Research output: ThesisDoctoral Thesis

  • Monica Staniek
Publication date2019
Number of pages400
Awarding Institution
  • Lancaster University
<mark>Original language</mark>English


The leishmaniases are a complex of parasitic diseases which cause
approximately 30,000 deaths annually. In Brazil, leishmaniasis is a significant burden (Bezerra et al., 2018). Dogs are the main reservoir host for Leishmania (Le.) infantum parasites and are the source of infection for the human population. Le. infantum is transmitted to people via the bite of an infected Lutzomyia (Lu.) longipalpis sandfly. To disrupt this transmission cycle, it is important to identify Leishmania infected dogs and remove them from the population. However, current diagnostic methods are complex, can be inaccurate and therefore limit effective reservoir control.

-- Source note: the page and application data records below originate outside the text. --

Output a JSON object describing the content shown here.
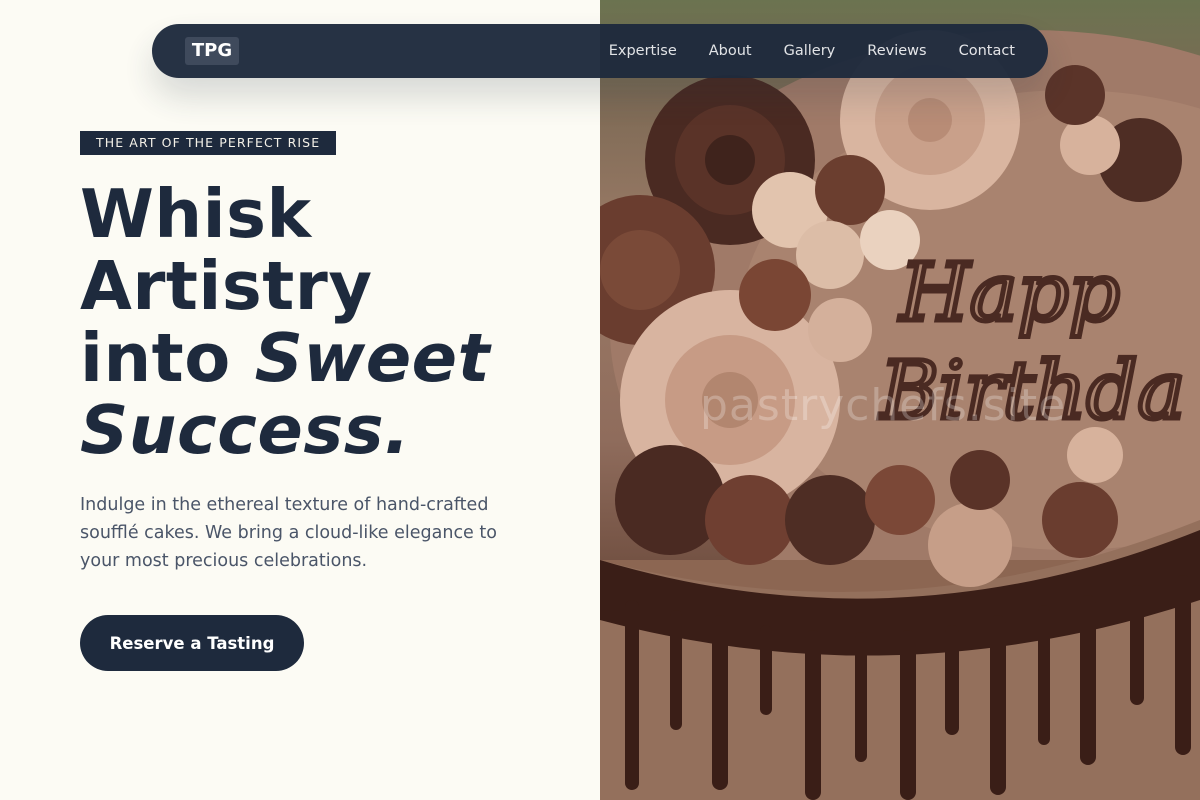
{
  "brand": {
    "logo_text": "TPG"
  },
  "nav": {
    "items": [
      {
        "label": "Expertise"
      },
      {
        "label": "About"
      },
      {
        "label": "Gallery"
      },
      {
        "label": "Reviews"
      },
      {
        "label": "Contact"
      }
    ]
  },
  "hero": {
    "eyebrow": "THE ART OF THE PERFECT RISE",
    "headline_line1": "Whisk",
    "headline_line2": "Artistry",
    "headline_line3_plain": "into",
    "headline_line3_italic": "Sweet",
    "headline_line4_italic": "Success.",
    "intro": "Indulge in the ethereal texture of hand-crafted soufflé cakes. We bring a cloud-like elegance to your most precious celebrations.",
    "cta_label": "Reserve a Tasting"
  },
  "image": {
    "watermark": "pastrychefs.site",
    "cake_text_line1": "Happ",
    "cake_text_line2": "Birthda"
  }
}
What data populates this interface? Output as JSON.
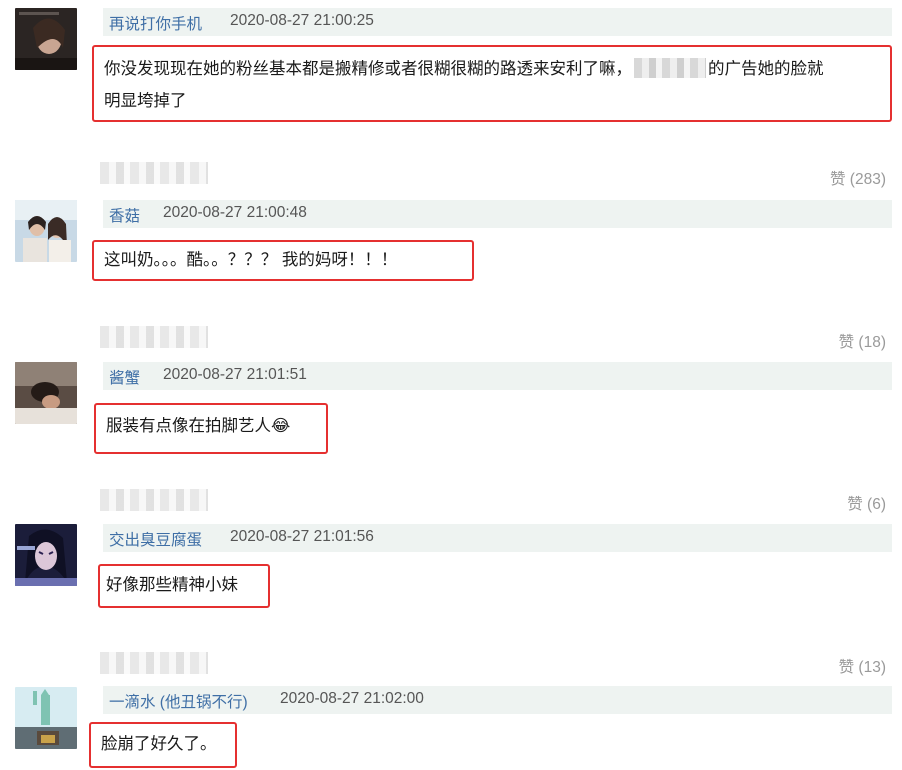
{
  "comments": [
    {
      "username": "再说打你手机",
      "time": "2020-08-27 21:00:25",
      "text_line1": "你没发现现在她的粉丝基本都是搬精修或者很糊很糊的路透来安利了嘛，",
      "text_line1b": "的广告她的脸就",
      "text_line2": "明显垮掉了",
      "likes": "赞 (283)"
    },
    {
      "username": "香菇",
      "time": "2020-08-27 21:00:48",
      "text": "这叫奶。。。酷。。？？？ 我的妈呀！！！",
      "likes": "赞 (18)"
    },
    {
      "username": "酱蟹",
      "time": "2020-08-27 21:01:51",
      "text": "服装有点像在拍脚艺人",
      "emoji": "😂",
      "likes": "赞 (6)"
    },
    {
      "username": "交出臭豆腐蛋",
      "time": "2020-08-27 21:01:56",
      "text": "好像那些精神小妹",
      "likes": "赞 (13)"
    },
    {
      "username": "一滴水 (他丑锅不行)",
      "time": "2020-08-27 21:02:00",
      "text": "脸崩了好久了。"
    }
  ],
  "colors": {
    "highlight_border": "#e53030",
    "username": "#3f6fa6",
    "meta_bg": "#eef3f1"
  }
}
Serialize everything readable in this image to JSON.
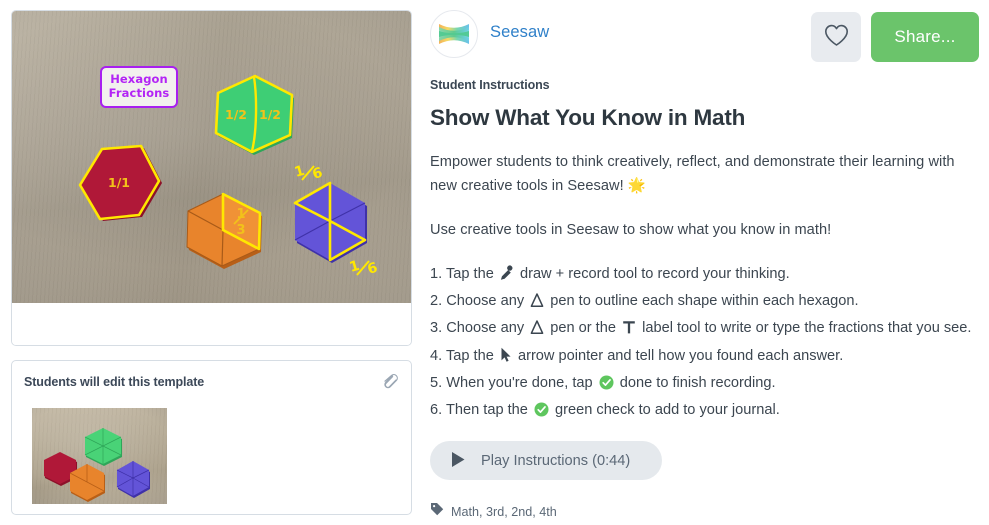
{
  "left": {
    "photo": {
      "alt_label": "hexagon-pattern-blocks-photo",
      "annotation_label_line1": "Hexagon",
      "annotation_label_line2": "Fractions",
      "shapes": [
        {
          "name": "red-hexagon",
          "color": "#b01838",
          "fraction": "1/1",
          "divisions": 1
        },
        {
          "name": "green-hexagon",
          "color": "#3ece75",
          "fraction_left": "1/2",
          "fraction_right": "1/2",
          "divisions": 2
        },
        {
          "name": "orange-hexagon",
          "color": "#e8842c",
          "fraction": "1/3",
          "divisions": 3
        },
        {
          "name": "blue-hexagon",
          "color": "#6354d8",
          "fraction_top": "1/6",
          "fraction_bottom": "1/6",
          "divisions": 6
        }
      ],
      "outline_color": "#ffe800",
      "label_border_color": "#a81ff0"
    },
    "template_card": {
      "title": "Students will edit this template",
      "attach_icon": "paperclip-icon",
      "thumbnail_alt": "hexagon-pattern-blocks-thumbnail"
    }
  },
  "right": {
    "author": {
      "name": "Seesaw",
      "avatar_icon": "seesaw-bowtie-logo"
    },
    "actions": {
      "favorite_icon": "heart-icon",
      "share_label": "Share..."
    },
    "sub_label": "Student Instructions",
    "title": "Show What You Know in Math",
    "paragraphs": [
      "Empower students to think creatively, reflect, and demonstrate their learning with new creative tools in Seesaw! 🌟",
      "Use creative tools in Seesaw to show what you know in math!"
    ],
    "steps": [
      {
        "num": "1.",
        "before": "Tap the",
        "icon": "microphone-icon",
        "after": "draw + record tool to record your thinking."
      },
      {
        "num": "2.",
        "before": "Choose any",
        "icon": "pen-triangle-icon",
        "after": "pen to outline each shape within each hexagon."
      },
      {
        "num": "3.",
        "before": "Choose any",
        "icon": "pen-triangle-icon",
        "middle": "pen or the",
        "icon2": "text-label-icon",
        "after": "label tool to write or type the fractions that you see."
      },
      {
        "num": "4.",
        "before": "Tap the",
        "icon": "arrow-pointer-icon",
        "after": "arrow pointer and tell how you found each answer."
      },
      {
        "num": "5.",
        "before": "When you're done, tap",
        "icon": "green-check-icon",
        "after": "done to finish recording."
      },
      {
        "num": "6.",
        "before": "Then tap the",
        "icon": "green-check-icon",
        "after": "green check to add to your journal."
      }
    ],
    "play_button": {
      "icon": "play-icon",
      "label": "Play Instructions (0:44)"
    },
    "tags": {
      "icon": "tag-icon",
      "text": "Math, 3rd, 2nd, 4th"
    }
  },
  "colors": {
    "share_green": "#6bc46b",
    "link_blue": "#2f80c9",
    "check_green": "#5ec65e",
    "card_border": "#d6dde4",
    "text_dark": "#3c4650"
  }
}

The aim of this study was to determine whether Leishmania infantum
infected dogs could be discriminated from uninfected dogs using three different methodologies; a VOC Analyser, behavioural bioassay and gas chromatography mass spectrometry (GC/MS). Previous studies have shown that animals (e.g. dogs, hamsters) infected with Leishmania parasites produce odours that are different to those produced by uninfected animals (De Oliveira et al., 2008; Magalhães-Júnior et al., 2014b). In this study the VOC analyser demonstrated the ability to reliably discriminate between Leishmania infected and uninfected dogs, with high sensitivity (97-100%) and specificity (95-100%). The accuracy demonstrated of this diagnostic is an improvement on the current in-field DPP test used for cVL diagnosis, with a sensitivity of 75-89% and specificity of 56-70% having been recently reported (Figueiredo et al., 2018). This result suggests the potential for this approach for the rapid, non-invasive POC diagnosis of dogs infected with leishmaniasis. Studies on the behavioural response of male and female to the odour of infected and uninfected dogs showed that female Lu. longipalpis were significantly more attracted to infected odour whereas males were not. This result may suggest that Leishmania could be manipulating canine host odour in order to aid its own transmission. Increased attractiveness of infected dog odour suggests the potential of whole dog odour baited traps as a novel vector control methodology. Further GC/MS analysis confirmed the differences observed between the odour profiles of infected and uninfected dogs through both the VOC Analyser and behavioural bioassays. This analysis also allowed for the identification of the chemical structure and composition
of compounds present in infected dogs which have the potential to not only enhance the VOC Analyser as a cVL specific diagnostic, but also could be investigated as artificial compounds for odour baited sandfly traps.